*** MATERIAL TO PROCESS ***

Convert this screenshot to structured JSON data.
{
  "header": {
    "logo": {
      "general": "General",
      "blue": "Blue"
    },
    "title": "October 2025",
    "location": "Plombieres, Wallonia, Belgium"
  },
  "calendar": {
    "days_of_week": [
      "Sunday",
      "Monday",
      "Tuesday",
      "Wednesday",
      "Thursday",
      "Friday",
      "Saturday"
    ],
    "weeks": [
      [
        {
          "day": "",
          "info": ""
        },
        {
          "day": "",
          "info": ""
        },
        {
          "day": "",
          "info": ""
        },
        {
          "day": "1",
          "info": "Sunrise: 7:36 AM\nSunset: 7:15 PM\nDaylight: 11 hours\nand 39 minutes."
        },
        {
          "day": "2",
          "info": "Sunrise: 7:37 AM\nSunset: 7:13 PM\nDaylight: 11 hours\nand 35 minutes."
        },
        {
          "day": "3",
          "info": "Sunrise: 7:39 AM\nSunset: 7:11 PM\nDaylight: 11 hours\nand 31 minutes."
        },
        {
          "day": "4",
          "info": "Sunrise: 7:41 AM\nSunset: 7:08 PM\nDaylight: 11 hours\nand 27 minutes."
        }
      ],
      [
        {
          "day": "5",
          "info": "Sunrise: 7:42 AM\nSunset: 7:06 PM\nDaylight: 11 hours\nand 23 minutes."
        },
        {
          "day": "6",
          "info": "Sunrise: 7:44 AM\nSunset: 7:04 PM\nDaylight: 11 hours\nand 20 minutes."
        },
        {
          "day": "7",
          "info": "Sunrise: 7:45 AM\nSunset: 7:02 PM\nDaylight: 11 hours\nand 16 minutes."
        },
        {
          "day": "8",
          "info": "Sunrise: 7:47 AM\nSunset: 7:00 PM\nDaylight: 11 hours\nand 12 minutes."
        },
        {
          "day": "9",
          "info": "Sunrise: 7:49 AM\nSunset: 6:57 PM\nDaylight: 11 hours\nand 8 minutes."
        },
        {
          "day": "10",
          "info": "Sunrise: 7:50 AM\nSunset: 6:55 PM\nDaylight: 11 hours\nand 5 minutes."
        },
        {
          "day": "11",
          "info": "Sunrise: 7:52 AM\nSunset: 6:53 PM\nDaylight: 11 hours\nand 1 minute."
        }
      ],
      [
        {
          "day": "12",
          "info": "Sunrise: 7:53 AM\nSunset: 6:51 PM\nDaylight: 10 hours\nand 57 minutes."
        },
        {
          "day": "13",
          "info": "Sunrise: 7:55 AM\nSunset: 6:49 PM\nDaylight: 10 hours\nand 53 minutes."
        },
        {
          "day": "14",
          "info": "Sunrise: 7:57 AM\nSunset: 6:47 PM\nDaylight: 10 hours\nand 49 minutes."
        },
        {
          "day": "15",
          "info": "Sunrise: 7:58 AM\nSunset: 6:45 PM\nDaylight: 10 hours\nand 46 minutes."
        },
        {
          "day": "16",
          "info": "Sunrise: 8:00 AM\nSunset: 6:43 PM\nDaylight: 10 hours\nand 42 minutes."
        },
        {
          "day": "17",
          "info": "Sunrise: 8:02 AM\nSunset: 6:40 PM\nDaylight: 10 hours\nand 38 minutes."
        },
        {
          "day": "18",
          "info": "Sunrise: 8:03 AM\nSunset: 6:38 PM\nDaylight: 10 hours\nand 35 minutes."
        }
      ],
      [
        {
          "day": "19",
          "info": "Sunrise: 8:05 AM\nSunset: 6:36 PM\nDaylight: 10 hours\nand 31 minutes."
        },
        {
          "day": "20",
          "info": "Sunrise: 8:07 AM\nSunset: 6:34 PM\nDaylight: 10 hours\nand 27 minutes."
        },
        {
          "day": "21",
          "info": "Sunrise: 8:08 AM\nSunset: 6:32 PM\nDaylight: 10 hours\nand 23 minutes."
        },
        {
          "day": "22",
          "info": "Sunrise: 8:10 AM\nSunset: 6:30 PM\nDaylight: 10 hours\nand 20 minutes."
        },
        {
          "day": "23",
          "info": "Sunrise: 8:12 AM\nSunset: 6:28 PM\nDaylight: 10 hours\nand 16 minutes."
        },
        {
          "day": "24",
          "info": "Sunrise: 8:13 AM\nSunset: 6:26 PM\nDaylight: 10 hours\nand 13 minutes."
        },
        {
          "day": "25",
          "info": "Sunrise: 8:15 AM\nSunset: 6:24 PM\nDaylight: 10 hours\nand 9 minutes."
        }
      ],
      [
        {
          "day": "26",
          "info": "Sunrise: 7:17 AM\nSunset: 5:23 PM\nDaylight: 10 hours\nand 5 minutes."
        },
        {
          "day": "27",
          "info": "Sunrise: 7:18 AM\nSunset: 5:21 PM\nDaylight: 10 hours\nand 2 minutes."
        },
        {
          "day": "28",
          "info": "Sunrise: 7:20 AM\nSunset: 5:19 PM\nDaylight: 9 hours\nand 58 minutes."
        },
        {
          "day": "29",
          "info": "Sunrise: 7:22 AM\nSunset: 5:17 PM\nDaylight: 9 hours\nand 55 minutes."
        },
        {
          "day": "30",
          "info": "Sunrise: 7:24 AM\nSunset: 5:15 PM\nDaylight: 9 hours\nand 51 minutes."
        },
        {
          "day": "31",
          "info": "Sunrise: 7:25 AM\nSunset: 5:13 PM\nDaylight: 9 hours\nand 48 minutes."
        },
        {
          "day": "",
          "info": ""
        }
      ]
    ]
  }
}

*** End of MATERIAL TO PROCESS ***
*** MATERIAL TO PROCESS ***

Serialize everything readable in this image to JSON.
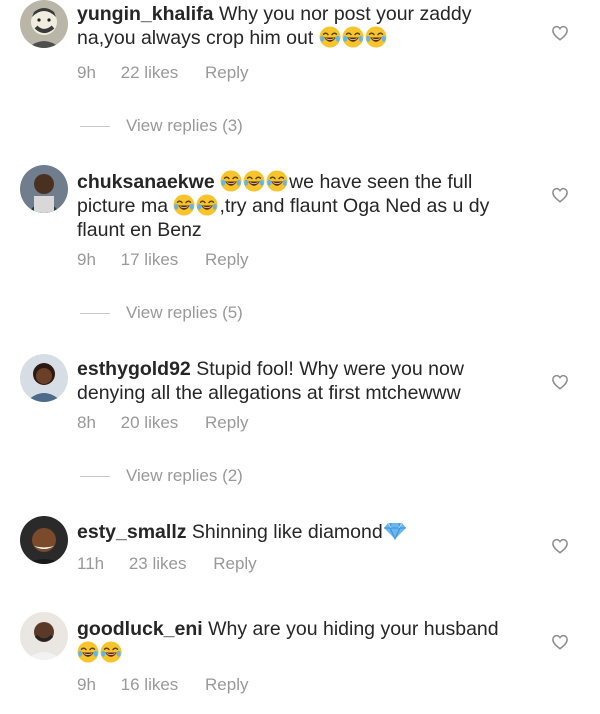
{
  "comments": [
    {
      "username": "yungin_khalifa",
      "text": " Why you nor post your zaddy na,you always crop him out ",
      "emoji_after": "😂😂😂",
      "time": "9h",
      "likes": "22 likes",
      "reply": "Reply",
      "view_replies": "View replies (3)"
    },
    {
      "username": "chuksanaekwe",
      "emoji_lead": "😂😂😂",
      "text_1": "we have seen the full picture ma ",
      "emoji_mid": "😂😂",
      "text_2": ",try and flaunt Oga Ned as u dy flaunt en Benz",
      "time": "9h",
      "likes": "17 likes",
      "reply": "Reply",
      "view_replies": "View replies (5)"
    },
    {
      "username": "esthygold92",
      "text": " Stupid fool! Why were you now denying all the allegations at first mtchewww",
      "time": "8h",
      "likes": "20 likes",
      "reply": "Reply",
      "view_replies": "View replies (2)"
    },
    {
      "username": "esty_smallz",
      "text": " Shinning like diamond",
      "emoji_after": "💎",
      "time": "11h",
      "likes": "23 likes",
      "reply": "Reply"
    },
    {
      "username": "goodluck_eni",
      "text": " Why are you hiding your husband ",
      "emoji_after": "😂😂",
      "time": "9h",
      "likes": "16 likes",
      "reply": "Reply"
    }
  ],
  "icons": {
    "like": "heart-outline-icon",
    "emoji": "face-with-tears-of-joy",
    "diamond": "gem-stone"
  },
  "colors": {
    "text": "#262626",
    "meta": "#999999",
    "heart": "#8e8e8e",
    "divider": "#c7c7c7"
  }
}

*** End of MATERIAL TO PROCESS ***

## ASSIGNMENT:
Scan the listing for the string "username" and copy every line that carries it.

## RESULT OF THIS TASK:
      "username": "yungin_khalifa",
      "username": "chuksanaekwe",
      "username": "esthygold92",
      "username": "esty_smallz",
      "username": "goodluck_eni",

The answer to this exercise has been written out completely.